## PROBLEM TO SOLVE
From the first line to the last, please print the entries exactly, omitting pictures.

## DATA FOR PROCESSING
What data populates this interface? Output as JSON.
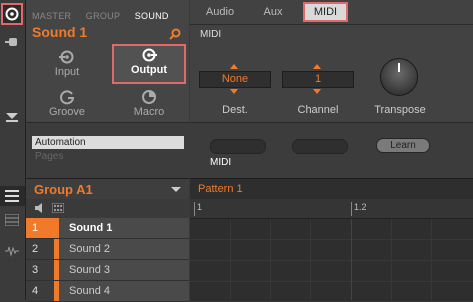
{
  "sound_panel": {
    "tabs": [
      "MASTER",
      "GROUP",
      "SOUND"
    ],
    "title": "Sound 1",
    "buttons": [
      {
        "label": "Input",
        "icon": "input-icon"
      },
      {
        "label": "Output",
        "icon": "output-icon"
      },
      {
        "label": "Groove",
        "icon": "groove-icon"
      },
      {
        "label": "Macro",
        "icon": "macro-icon"
      }
    ]
  },
  "midi_panel": {
    "tabs": [
      "Audio",
      "Aux",
      "MIDI"
    ],
    "section_title": "MIDI",
    "dest_value": "None",
    "channel_value": "1",
    "labels": {
      "dest": "Dest.",
      "channel": "Channel",
      "transpose": "Transpose"
    }
  },
  "lower": {
    "list": [
      "Automation",
      "Pages"
    ],
    "learn_label": "Learn",
    "midi_label": "MIDI"
  },
  "group": {
    "title": "Group A1",
    "sounds": [
      {
        "num": "1",
        "name": "Sound 1"
      },
      {
        "num": "2",
        "name": "Sound 2"
      },
      {
        "num": "3",
        "name": "Sound 3"
      },
      {
        "num": "4",
        "name": "Sound 4"
      }
    ]
  },
  "pattern": {
    "title": "Pattern 1",
    "ruler": [
      "1",
      "1.2"
    ]
  },
  "colors": {
    "accent": "#f07a2a",
    "highlight": "#e06a6a"
  }
}
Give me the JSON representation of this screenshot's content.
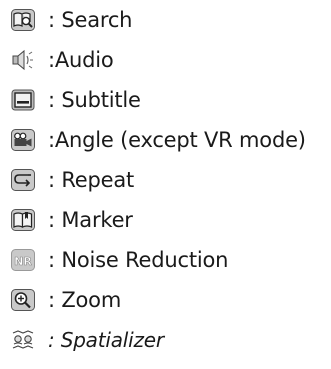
{
  "legend": {
    "items": [
      {
        "icon": "search-icon",
        "label": ": Search"
      },
      {
        "icon": "audio-icon",
        "label": ":Audio"
      },
      {
        "icon": "subtitle-icon",
        "label": ": Subtitle"
      },
      {
        "icon": "angle-icon",
        "label": ":Angle (except VR mode)"
      },
      {
        "icon": "repeat-icon",
        "label": ": Repeat"
      },
      {
        "icon": "marker-icon",
        "label": ": Marker"
      },
      {
        "icon": "noise-reduction-icon",
        "label": ": Noise Reduction",
        "icon_text": "NR"
      },
      {
        "icon": "zoom-icon",
        "label": ": Zoom"
      },
      {
        "icon": "spatializer-icon",
        "label": ": Spatializer"
      }
    ]
  }
}
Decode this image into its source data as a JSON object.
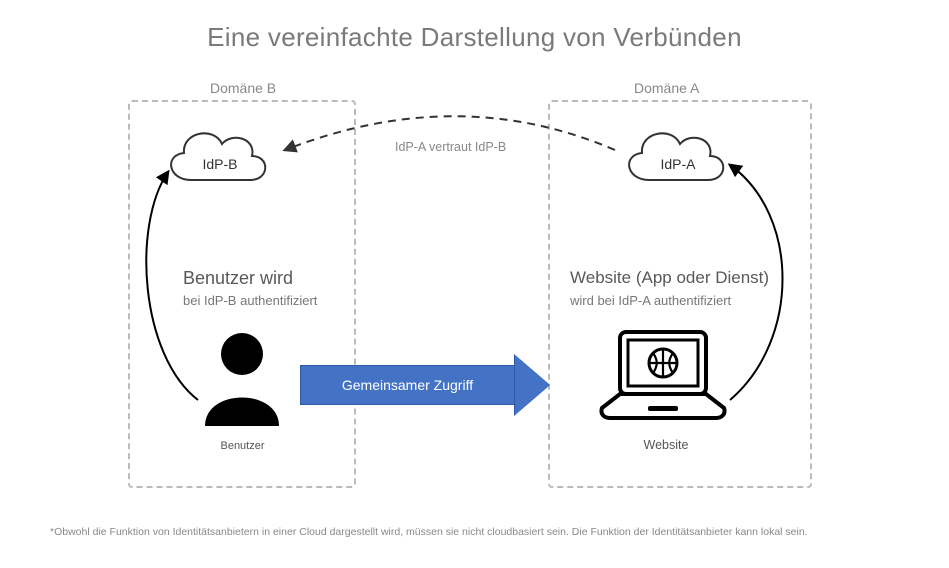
{
  "title": "Eine vereinfachte Darstellung von Verbünden",
  "domain_b_label": "Domäne B",
  "domain_a_label": "Domäne A",
  "idp_b": "IdP-B",
  "idp_a": "IdP-A",
  "trust_label": "IdP-A vertraut IdP-B",
  "user_auth_title": "Benutzer wird",
  "user_auth_sub": "bei IdP-B authentifiziert",
  "site_auth_title": "Website (App oder Dienst)",
  "site_auth_sub": "wird bei IdP-A authentifiziert",
  "shared_access": "Gemeinsamer Zugriff",
  "user_label": "Benutzer",
  "website_label": "Website",
  "footnote": "*Obwohl die Funktion von Identitätsanbietern in einer Cloud dargestellt wird, müssen sie nicht cloudbasiert sein. Die Funktion der Identitätsanbieter kann lokal sein."
}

## COMPLETED TASK
What data populates this interface? Output as JSON.
{
  "sound_panel": {
    "tabs": [
      "MASTER",
      "GROUP",
      "SOUND"
    ],
    "title": "Sound 1",
    "buttons": [
      {
        "label": "Input",
        "icon": "input-icon"
      },
      {
        "label": "Output",
        "icon": "output-icon"
      },
      {
        "label": "Groove",
        "icon": "groove-icon"
      },
      {
        "label": "Macro",
        "icon": "macro-icon"
      }
    ]
  },
  "midi_panel": {
    "tabs": [
      "Audio",
      "Aux",
      "MIDI"
    ],
    "section_title": "MIDI",
    "dest_value": "None",
    "channel_value": "1",
    "labels": {
      "dest": "Dest.",
      "channel": "Channel",
      "transpose": "Transpose"
    }
  },
  "lower": {
    "list": [
      "Automation",
      "Pages"
    ],
    "learn_label": "Learn",
    "midi_label": "MIDI"
  },
  "group": {
    "title": "Group A1",
    "sounds": [
      {
        "num": "1",
        "name": "Sound 1"
      },
      {
        "num": "2",
        "name": "Sound 2"
      },
      {
        "num": "3",
        "name": "Sound 3"
      },
      {
        "num": "4",
        "name": "Sound 4"
      }
    ]
  },
  "pattern": {
    "title": "Pattern 1",
    "ruler": [
      "1",
      "1.2"
    ]
  },
  "colors": {
    "accent": "#f07a2a",
    "highlight": "#e06a6a"
  }
}
Give me the JSON representation of this screenshot's content.
{
  "legend": {
    "items": [
      {
        "icon": "search-icon",
        "label": ": Search"
      },
      {
        "icon": "audio-icon",
        "label": ":Audio"
      },
      {
        "icon": "subtitle-icon",
        "label": ": Subtitle"
      },
      {
        "icon": "angle-icon",
        "label": ":Angle (except VR mode)"
      },
      {
        "icon": "repeat-icon",
        "label": ": Repeat"
      },
      {
        "icon": "marker-icon",
        "label": ": Marker"
      },
      {
        "icon": "noise-reduction-icon",
        "label": ": Noise Reduction",
        "icon_text": "NR"
      },
      {
        "icon": "zoom-icon",
        "label": ": Zoom"
      },
      {
        "icon": "spatializer-icon",
        "label": ": Spatializer"
      }
    ]
  }
}
Decode this image into its source data as a JSON object.
{
  "title": "Eine vereinfachte Darstellung von Verbünden",
  "domain_b_label": "Domäne B",
  "domain_a_label": "Domäne A",
  "idp_b": "IdP-B",
  "idp_a": "IdP-A",
  "trust_label": "IdP-A vertraut IdP-B",
  "user_auth_title": "Benutzer wird",
  "user_auth_sub": "bei IdP-B authentifiziert",
  "site_auth_title": "Website (App oder Dienst)",
  "site_auth_sub": "wird bei IdP-A authentifiziert",
  "shared_access": "Gemeinsamer Zugriff",
  "user_label": "Benutzer",
  "website_label": "Website",
  "footnote": "*Obwohl die Funktion von Identitätsanbietern in einer Cloud dargestellt wird, müssen sie nicht cloudbasiert sein. Die Funktion der Identitätsanbieter kann lokal sein."
}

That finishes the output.